Before you answer that, consider the whole range of Peter’s responses to Jesus: He drops everything and follows Jesus, he jumps out of the boat tries to walk on water, he wants to build structures of Moses and Elijah, in one story he cuts off someone’s ear as they try to arrest Jesus, he also denies knowing him, runs away, sneaks a peek inside the tomb, but then locks himself in the upper room, gives up and decides to go back to fishing…and still with all that he is also given power to heal, to preach, to be a leader in the early Jesus movement. Peter also falls on his face…but it’s usually not because he’s throwing himself down in awed wonder at God, more often it’s because he trips and falls on his face. Are those all faithful responses? I think they are.
Both Abraham and Peter are faithful responders to the Gospel message…to the Good News that God is absolutely committed to being in relationship with us no matter how many times we fall on our faces or why. And what makes them faithful responders, is this—that no matter what the initial response is, they continue to be in relationship with God. They continue to seek after, and long to be changed by, God. If, after he had been rebuked Peter thought, “that’s it! I’m done.” And had walked off and we never heard from him again…that wouldn’t be faithful…If Abraham had laughed and turned around and spent the rest of his life ignoring God…dismissed it all as a complete fantasy? Not faithful. But because they both continue to be open…open to being surprised by God…open to being changed by God…open to the kind of transformation that only God can bring about…that makes all of their responses faithful.
In his letter to the Romans, a bit further on from the part we heard today, Paul says, “Do not be conformed to this world, but be transformed by the renewing of your minds—it’s one of my favorite verses—It might have been one of A.J. Muste’s favorites as well—“I’m not doing this to change the country. I’m doing this so the country doesn’t change me.” What are you doing? Or what do you need to do (or maybe not do) so that the country doesn’t change you? What are you doing (or not doing) so that God can be the one in charge of your transformation?
I look out at the world and I know there are so many absolutely vital, and important and pressing issues that we face—gun violence, systemic racism, and systemic sexism, addiction, immigration, consumerism, climate change…it goes on and on and on. And each and every one of them cries out for faithful responses. Each and everyone of them needs faithful people to show up and be part of effecting change…be part of making a difference for the good in all our lives.
I also know there are many, many different ways of responding faithfully to all of those issues. And just because someone doesn’t respond the way you would, (or the way you think they should) doesn’t mean it’s not faithful…What makes it faithful the continually turning back to God. Continuing to be in relationship with God. Continuing openness to being taught, and instructed, and changed by God into the people God needs us to be in this time and place.
If we can do that, then we will be better equipped, and better able to discuss and challenge, and resist, and pray, and march, and hold candles, and fall on our faces…As long as we continue to be in relationship with God, and one another.
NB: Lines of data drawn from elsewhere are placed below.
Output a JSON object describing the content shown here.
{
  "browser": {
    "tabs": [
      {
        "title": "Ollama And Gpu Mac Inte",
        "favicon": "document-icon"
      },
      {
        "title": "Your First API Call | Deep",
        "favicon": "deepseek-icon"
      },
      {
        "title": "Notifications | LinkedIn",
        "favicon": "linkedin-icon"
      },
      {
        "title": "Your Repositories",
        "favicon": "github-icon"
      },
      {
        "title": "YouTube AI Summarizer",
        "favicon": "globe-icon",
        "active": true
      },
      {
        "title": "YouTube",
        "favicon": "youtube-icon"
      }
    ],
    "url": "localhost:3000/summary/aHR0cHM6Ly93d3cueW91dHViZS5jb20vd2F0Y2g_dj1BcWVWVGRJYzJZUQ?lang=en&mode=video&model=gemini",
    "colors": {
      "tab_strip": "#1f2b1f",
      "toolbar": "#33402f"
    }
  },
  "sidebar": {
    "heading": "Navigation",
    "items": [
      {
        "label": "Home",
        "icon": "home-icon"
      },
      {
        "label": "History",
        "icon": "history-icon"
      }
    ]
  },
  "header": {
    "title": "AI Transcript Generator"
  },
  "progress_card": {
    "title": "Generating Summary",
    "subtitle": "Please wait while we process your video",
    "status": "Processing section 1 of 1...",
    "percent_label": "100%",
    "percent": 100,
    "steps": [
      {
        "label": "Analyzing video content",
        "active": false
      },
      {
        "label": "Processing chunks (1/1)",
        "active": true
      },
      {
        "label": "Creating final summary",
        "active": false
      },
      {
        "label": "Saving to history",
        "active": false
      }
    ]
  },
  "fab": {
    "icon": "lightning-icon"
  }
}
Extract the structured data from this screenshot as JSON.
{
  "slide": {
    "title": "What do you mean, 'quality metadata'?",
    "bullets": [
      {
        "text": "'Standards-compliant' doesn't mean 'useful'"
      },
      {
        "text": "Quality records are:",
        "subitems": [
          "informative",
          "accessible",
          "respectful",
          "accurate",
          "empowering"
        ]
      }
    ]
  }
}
As long as we continue to be open to change, open to being corrected by one another, and transformed by God, then our responses will be faithful.
Maybe you don’t need to hold a candle in front of the White House…maybe you do…but this Lent, I encourage you to learn from Abraham and Peter, and take to heart, Paul’s admonition:
“Do not be conformed to this world but be transformed by the renewing of your minds, so that you may discern what is the will of God—what is the good and acceptable and perfect will of God.” (Romans 12:2).
May we all have the courage, and the strength, and the faith to do that.